*** Opening of EXTRACTED ENTRIES ***

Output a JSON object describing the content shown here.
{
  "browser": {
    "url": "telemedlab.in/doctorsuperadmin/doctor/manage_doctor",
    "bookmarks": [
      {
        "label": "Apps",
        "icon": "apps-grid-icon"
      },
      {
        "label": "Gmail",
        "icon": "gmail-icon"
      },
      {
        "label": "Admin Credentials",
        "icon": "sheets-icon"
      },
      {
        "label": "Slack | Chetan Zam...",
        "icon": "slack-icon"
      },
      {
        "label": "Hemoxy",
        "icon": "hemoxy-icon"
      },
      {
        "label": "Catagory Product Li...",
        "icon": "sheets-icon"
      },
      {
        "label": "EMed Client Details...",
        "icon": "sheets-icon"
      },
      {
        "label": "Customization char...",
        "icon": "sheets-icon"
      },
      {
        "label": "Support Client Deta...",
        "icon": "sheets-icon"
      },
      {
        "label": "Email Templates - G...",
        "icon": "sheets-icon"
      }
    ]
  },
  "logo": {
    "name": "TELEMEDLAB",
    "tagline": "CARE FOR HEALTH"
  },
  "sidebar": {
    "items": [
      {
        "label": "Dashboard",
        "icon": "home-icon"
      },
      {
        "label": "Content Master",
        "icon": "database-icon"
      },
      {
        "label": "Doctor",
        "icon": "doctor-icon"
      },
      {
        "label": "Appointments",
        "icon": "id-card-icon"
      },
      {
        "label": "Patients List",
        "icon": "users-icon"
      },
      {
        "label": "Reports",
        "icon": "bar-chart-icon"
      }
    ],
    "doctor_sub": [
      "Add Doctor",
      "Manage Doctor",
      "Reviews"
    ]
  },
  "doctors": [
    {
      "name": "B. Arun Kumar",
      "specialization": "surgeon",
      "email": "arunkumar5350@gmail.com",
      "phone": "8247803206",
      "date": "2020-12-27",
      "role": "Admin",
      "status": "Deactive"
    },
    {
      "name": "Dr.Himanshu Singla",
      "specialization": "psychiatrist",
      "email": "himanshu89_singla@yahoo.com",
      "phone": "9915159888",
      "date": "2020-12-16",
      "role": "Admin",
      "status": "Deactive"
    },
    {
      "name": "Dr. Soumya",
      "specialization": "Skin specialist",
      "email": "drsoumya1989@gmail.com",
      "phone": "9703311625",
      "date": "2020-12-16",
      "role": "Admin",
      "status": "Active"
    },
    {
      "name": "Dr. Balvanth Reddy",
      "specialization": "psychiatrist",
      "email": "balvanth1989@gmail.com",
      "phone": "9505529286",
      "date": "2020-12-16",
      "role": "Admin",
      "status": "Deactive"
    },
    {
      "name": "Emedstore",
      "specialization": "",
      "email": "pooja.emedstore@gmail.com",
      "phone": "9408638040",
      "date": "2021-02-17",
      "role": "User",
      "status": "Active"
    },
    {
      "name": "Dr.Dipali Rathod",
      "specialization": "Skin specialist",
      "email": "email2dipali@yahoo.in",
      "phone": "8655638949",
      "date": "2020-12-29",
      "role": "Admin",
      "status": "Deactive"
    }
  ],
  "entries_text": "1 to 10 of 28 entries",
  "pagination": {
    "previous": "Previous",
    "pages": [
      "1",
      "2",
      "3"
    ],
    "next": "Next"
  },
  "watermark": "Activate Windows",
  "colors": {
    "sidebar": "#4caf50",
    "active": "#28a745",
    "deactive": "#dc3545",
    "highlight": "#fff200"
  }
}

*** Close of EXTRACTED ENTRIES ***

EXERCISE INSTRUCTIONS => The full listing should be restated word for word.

WRITTEN RESPONSE =>
Output a JSON object describing the content shown here.
{
  "browser": {
    "url": "telemedlab.in/doctorsuperadmin/doctor/manage_doctor",
    "bookmarks": [
      {
        "label": "Apps",
        "icon": "apps-grid-icon"
      },
      {
        "label": "Gmail",
        "icon": "gmail-icon"
      },
      {
        "label": "Admin Credentials",
        "icon": "sheets-icon"
      },
      {
        "label": "Slack | Chetan Zam...",
        "icon": "slack-icon"
      },
      {
        "label": "Hemoxy",
        "icon": "hemoxy-icon"
      },
      {
        "label": "Catagory Product Li...",
        "icon": "sheets-icon"
      },
      {
        "label": "EMed Client Details...",
        "icon": "sheets-icon"
      },
      {
        "label": "Customization char...",
        "icon": "sheets-icon"
      },
      {
        "label": "Support Client Deta...",
        "icon": "sheets-icon"
      },
      {
        "label": "Email Templates - G...",
        "icon": "sheets-icon"
      }
    ]
  },
  "logo": {
    "name": "TELEMEDLAB",
    "tagline": "CARE FOR HEALTH"
  },
  "sidebar": {
    "items": [
      {
        "label": "Dashboard",
        "icon": "home-icon"
      },
      {
        "label": "Content Master",
        "icon": "database-icon"
      },
      {
        "label": "Doctor",
        "icon": "doctor-icon"
      },
      {
        "label": "Appointments",
        "icon": "id-card-icon"
      },
      {
        "label": "Patients List",
        "icon": "users-icon"
      },
      {
        "label": "Reports",
        "icon": "bar-chart-icon"
      }
    ],
    "doctor_sub": [
      "Add Doctor",
      "Manage Doctor",
      "Reviews"
    ]
  },
  "doctors": [
    {
      "name": "B. Arun Kumar",
      "specialization": "surgeon",
      "email": "arunkumar5350@gmail.com",
      "phone": "8247803206",
      "date": "2020-12-27",
      "role": "Admin",
      "status": "Deactive"
    },
    {
      "name": "Dr.Himanshu Singla",
      "specialization": "psychiatrist",
      "email": "himanshu89_singla@yahoo.com",
      "phone": "9915159888",
      "date": "2020-12-16",
      "role": "Admin",
      "status": "Deactive"
    },
    {
      "name": "Dr. Soumya",
      "specialization": "Skin specialist",
      "email": "drsoumya1989@gmail.com",
      "phone": "9703311625",
      "date": "2020-12-16",
      "role": "Admin",
      "status": "Active"
    },
    {
      "name": "Dr. Balvanth Reddy",
      "specialization": "psychiatrist",
      "email": "balvanth1989@gmail.com",
      "phone": "9505529286",
      "date": "2020-12-16",
      "role": "Admin",
      "status": "Deactive"
    },
    {
      "name": "Emedstore",
      "specialization": "",
      "email": "pooja.emedstore@gmail.com",
      "phone": "9408638040",
      "date": "2021-02-17",
      "role": "User",
      "status": "Active"
    },
    {
      "name": "Dr.Dipali Rathod",
      "specialization": "Skin specialist",
      "email": "email2dipali@yahoo.in",
      "phone": "8655638949",
      "date": "2020-12-29",
      "role": "Admin",
      "status": "Deactive"
    }
  ],
  "entries_text": "1 to 10 of 28 entries",
  "pagination": {
    "previous": "Previous",
    "pages": [
      "1",
      "2",
      "3"
    ],
    "next": "Next"
  },
  "watermark": "Activate Windows",
  "colors": {
    "sidebar": "#4caf50",
    "active": "#28a745",
    "deactive": "#dc3545",
    "highlight": "#fff200"
  }
}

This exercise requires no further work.